The president himself maintains that the economy is still cooling after a rapid recovery from the 2020 recession due to the coronavirus pandemic.
“I don’t think we’re going to be in a recession,” Biden said Monday. “My hope is that we will go from this rapid growth to steady growth.”
The recessionary picture could worsen as indicated by a bleak run-up to the midterm elections this November, in which Biden’s Democrats could potentially lose control of the House and Senate. In a report released last week, Biden’s team made technical arguments about how a recession depends on a dashboard of indicators and that only the unofficial National Bureau of Economic Research can officially say when a recession would begin. Is.
Republicans have warned that the GDP report could doom the economy, noting that Biden was also wrong on inflation as the consumer price index jumped to a 40-year high. Despite assurances that price hikes will end as the country moves past the pandemic.
Senate Republican leader Mitch McConnell told the Senate on Monday that “the White House released a comprehensive explanation emphasizing that if new data shows that our country is in recession If it is, then we won’t actually be.”
“The same people who said there won’t be inflation,” he continued, “are now insisting we’re not headed for a recession. Draw your own conclusions.”
The GDP report will likely be a “pick your own economy” type of messaging with voters deciding which numbers resonate most with them. It’s GOP bluntness against Democratic nuance.
“You have Republicans saying two consecutive quarters of negative growth — that’s a recession,” said Michael Strain, director of economic policy studies at the center-right American Enterprise Institute. “And you’re going to have a hard time getting Democrats to follow the argument that we’re not in a recession, but, yes, we’re slowing down. If I had to bet, I’d bet that the Republican argument is mostly It’s done.”
Not only is the likely GOP message more straightforward, but it also hinges on how many Americans feel right now.
A July poll by the Associated Press-NORC Center for Public Affairs Research found that 83 percent believe America is headed in the wrong direction. That’s a sharp reversal from May 2021, when 54% said the country was headed in the right direction, a level of approval boosted by increased vaccinations against COVID-19 and payments from Biden’s $1.9 trillion pandemic relief package. It is transgressive.
Separately, the University of Michigan’s index of consumer sentiment is lower now than it was in the worst months of the 2008 financial crisis, an epic recession that included housing and stock market crashes and required government bailouts.
The negativity has left the Biden administration trying to make the case that things are better than people think. Their argument starts with the faster pace of employment, with an average of 375,000 jobs added per month during the second quarter. Unemployment has been 3.6 percent since March.
An alternative measure of the overall economy, called gross household income, is contrasted with GDP, showing growth rather than contraction during the first three months of the year. And gasoline prices, a primary threat to Biden, have fallen more than 60 cents a gallon since mid-June, evidence that some inflationary pressures are easing.

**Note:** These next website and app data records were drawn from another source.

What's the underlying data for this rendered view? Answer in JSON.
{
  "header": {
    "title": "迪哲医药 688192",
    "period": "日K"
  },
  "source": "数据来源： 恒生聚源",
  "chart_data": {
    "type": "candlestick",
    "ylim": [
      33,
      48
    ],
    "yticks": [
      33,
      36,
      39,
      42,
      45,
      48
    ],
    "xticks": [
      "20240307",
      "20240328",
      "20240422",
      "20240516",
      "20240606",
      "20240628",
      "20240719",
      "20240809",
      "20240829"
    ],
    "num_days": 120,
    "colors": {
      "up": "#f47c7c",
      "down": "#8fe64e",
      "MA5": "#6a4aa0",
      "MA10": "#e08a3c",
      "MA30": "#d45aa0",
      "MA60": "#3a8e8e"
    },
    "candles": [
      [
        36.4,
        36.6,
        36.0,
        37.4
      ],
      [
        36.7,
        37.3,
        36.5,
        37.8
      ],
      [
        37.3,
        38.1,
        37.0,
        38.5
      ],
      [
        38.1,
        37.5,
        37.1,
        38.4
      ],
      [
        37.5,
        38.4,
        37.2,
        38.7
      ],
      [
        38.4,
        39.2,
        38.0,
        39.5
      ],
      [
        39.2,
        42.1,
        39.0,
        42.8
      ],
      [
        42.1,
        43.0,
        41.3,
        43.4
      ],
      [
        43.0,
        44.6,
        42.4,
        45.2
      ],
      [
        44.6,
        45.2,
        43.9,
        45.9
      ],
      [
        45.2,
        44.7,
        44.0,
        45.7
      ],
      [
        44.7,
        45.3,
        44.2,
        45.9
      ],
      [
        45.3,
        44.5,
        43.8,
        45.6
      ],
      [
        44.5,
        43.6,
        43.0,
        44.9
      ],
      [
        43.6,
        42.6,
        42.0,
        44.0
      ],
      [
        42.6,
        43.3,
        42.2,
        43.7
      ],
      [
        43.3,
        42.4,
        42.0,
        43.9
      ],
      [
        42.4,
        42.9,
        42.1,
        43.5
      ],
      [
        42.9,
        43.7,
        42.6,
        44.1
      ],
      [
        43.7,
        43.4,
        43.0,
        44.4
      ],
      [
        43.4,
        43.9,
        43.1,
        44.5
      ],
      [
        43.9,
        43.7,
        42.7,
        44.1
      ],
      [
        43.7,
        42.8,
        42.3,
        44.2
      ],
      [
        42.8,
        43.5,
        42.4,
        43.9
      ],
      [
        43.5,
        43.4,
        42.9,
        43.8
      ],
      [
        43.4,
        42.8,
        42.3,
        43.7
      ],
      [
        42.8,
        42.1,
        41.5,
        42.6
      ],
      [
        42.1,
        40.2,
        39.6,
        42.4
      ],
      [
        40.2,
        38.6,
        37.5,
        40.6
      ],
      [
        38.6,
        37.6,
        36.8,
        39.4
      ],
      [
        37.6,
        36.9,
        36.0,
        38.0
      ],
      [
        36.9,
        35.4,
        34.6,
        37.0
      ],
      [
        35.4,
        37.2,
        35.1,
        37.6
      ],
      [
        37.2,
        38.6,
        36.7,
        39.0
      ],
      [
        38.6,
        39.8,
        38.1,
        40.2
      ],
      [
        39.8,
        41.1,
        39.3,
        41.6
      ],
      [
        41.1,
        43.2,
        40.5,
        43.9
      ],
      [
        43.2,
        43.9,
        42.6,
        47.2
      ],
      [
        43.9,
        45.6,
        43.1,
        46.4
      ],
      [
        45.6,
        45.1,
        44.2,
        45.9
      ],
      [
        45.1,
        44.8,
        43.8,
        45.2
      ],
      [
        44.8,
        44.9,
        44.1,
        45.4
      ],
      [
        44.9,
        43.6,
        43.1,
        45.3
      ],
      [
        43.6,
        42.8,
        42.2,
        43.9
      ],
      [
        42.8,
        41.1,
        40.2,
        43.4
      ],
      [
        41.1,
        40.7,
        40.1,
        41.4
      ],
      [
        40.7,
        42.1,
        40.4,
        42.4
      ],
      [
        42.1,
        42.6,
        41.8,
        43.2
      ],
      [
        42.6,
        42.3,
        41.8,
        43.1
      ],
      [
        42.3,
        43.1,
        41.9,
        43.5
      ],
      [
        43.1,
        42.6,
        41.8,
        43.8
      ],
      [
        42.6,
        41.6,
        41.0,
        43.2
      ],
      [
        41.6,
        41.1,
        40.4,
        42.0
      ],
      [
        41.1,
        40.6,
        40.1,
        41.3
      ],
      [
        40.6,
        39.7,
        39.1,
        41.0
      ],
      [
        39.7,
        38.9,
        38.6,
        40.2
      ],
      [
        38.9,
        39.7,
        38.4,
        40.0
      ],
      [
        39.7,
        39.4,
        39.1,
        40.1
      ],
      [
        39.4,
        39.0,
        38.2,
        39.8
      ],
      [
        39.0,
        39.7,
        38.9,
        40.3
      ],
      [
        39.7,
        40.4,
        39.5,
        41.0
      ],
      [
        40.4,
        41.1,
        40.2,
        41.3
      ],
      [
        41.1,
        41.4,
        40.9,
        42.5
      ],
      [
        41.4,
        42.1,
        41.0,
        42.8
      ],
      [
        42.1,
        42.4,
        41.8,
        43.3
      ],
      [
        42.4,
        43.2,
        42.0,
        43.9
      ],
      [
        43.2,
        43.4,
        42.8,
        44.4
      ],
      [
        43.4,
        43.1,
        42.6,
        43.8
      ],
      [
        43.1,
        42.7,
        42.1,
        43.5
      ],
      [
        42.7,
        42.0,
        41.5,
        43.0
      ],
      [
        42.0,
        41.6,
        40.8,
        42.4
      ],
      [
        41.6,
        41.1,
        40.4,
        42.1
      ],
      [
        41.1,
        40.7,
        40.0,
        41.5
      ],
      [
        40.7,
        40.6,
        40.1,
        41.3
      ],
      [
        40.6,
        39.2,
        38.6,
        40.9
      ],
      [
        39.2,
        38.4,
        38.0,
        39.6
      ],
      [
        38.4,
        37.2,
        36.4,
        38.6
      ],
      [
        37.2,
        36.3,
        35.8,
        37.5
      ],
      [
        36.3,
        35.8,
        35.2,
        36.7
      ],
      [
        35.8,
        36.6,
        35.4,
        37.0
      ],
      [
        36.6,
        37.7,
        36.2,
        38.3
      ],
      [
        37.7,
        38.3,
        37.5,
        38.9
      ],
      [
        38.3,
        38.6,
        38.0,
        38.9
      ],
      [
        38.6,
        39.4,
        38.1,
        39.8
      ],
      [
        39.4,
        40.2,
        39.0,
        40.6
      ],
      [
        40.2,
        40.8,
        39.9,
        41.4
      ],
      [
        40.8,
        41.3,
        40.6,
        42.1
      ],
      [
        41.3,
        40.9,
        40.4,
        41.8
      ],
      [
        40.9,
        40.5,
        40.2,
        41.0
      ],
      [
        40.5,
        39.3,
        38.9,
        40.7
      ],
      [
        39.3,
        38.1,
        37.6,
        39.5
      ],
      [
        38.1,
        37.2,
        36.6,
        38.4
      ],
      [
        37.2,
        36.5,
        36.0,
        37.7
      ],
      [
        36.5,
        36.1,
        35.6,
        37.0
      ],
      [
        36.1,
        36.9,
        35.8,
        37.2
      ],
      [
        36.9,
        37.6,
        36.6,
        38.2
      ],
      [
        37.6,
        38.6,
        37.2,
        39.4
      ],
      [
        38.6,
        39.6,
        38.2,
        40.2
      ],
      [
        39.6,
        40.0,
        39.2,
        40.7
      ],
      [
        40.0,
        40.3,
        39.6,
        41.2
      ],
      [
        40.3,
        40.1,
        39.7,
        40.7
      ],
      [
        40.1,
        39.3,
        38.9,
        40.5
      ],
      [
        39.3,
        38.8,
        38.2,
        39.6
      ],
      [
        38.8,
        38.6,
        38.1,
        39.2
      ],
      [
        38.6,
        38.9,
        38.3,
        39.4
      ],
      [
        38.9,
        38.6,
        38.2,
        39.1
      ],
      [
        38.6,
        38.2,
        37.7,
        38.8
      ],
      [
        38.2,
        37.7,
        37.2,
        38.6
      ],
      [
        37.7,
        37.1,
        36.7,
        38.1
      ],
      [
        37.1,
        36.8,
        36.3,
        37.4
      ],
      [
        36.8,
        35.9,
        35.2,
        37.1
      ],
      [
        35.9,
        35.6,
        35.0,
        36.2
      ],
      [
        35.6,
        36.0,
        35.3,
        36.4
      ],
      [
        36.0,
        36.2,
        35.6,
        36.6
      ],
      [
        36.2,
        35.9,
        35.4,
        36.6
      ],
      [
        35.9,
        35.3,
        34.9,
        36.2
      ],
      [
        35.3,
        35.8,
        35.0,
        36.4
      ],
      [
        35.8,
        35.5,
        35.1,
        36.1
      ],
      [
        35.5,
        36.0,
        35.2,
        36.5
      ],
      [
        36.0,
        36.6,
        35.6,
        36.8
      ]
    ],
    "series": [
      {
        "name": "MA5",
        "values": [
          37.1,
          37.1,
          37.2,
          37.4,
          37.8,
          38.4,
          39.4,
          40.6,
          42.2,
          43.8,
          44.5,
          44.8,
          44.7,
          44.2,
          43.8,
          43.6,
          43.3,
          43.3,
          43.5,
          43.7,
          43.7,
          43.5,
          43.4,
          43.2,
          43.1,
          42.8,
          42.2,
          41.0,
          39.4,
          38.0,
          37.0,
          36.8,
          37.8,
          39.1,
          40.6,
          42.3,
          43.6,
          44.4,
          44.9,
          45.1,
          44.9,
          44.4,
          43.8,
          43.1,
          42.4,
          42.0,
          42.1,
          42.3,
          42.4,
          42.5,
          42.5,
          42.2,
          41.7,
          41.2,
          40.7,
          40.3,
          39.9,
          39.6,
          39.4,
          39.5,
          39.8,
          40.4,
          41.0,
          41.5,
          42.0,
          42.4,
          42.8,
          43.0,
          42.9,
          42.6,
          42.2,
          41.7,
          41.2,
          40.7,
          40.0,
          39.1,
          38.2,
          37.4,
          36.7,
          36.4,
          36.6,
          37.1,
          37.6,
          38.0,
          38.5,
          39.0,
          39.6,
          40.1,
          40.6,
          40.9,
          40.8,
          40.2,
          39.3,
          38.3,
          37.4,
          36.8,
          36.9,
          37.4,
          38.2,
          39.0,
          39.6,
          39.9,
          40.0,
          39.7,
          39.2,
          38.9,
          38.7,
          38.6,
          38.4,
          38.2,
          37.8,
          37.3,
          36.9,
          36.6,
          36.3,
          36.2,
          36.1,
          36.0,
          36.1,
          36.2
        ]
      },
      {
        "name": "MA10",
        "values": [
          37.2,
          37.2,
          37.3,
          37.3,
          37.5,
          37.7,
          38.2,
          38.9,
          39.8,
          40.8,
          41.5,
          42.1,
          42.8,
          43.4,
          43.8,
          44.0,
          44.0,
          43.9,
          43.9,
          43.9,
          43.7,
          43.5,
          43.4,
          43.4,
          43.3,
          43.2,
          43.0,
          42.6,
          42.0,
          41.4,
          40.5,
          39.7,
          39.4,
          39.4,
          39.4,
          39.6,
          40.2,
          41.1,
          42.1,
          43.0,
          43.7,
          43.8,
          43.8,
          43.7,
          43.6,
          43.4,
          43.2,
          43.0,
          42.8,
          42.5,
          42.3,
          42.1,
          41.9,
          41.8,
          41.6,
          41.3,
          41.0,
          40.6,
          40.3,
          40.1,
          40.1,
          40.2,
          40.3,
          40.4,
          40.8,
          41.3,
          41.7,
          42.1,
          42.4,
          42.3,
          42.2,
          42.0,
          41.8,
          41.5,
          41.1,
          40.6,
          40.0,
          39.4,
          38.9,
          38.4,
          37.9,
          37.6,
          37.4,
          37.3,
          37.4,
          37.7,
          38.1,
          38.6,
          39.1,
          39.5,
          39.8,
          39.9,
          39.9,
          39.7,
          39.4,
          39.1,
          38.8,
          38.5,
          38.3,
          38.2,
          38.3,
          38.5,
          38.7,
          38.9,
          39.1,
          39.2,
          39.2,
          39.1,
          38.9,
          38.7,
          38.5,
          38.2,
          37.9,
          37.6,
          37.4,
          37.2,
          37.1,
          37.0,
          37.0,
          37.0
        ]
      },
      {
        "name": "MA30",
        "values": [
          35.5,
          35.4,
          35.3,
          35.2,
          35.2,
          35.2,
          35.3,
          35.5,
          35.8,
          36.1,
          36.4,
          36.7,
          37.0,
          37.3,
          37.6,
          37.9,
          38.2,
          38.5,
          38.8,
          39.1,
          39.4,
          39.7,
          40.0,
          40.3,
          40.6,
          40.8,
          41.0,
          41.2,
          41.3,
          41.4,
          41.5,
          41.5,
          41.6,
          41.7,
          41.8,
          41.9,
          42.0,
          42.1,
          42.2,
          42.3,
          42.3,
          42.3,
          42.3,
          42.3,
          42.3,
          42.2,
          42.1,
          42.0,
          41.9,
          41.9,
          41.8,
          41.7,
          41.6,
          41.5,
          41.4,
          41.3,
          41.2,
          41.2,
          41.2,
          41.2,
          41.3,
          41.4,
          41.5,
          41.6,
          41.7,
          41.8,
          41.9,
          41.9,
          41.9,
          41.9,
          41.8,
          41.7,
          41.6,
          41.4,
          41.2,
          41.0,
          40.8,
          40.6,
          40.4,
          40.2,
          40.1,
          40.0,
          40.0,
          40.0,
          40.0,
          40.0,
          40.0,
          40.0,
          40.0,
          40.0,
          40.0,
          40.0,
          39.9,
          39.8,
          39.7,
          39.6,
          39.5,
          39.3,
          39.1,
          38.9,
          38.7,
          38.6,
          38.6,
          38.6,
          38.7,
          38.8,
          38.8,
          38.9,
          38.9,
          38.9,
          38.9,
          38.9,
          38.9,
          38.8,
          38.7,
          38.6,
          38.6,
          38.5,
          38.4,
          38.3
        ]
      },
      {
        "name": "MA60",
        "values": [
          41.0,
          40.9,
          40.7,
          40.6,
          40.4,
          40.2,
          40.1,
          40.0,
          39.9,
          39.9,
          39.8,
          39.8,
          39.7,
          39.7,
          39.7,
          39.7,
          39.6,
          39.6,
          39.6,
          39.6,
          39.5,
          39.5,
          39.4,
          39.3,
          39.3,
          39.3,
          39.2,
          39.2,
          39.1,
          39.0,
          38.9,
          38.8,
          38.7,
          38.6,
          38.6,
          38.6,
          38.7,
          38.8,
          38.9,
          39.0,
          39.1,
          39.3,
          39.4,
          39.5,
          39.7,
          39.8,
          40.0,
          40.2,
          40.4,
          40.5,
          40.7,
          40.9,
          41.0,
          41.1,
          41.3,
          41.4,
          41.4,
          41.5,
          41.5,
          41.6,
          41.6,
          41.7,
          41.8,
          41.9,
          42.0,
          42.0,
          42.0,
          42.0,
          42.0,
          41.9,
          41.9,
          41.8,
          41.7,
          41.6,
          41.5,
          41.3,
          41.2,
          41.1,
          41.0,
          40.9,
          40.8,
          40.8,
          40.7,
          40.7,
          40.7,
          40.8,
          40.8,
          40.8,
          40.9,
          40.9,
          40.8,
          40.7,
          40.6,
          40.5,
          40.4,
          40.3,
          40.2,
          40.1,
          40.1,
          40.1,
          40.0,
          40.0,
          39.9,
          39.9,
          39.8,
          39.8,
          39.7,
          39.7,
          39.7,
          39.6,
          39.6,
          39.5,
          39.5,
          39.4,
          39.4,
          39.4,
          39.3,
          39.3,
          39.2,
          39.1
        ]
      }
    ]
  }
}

Both publicly and privately, administration officials say the GDP report won’t tell the whole story.
“It’s not a recession when you’re creating about 400,000 jobs a month,” Treasury Secretary Janet Yellen said Sunday on NBC’s “Meet the Press.”
Still, inflation has undermined a strong job market. Wage growth has failed to keep pace with price rises, meaning many people are effectively making less money. There are also economic risks from abroad as China and many European economies are slowing in ways that could spill over to the US as the Federal Reserve focuses on raising interest rates to curb inflation.
But as long as hiring continues, liberal economists believe that public opinion will shift and recession fears will fade. Heidi Scherholz, president of the liberal Economic Policy Institute, said the White House’s analysis was “data driven.”
“People will understand that if we have extremely low unemployment, the idea that we’re in a recession makes no sense,” he said.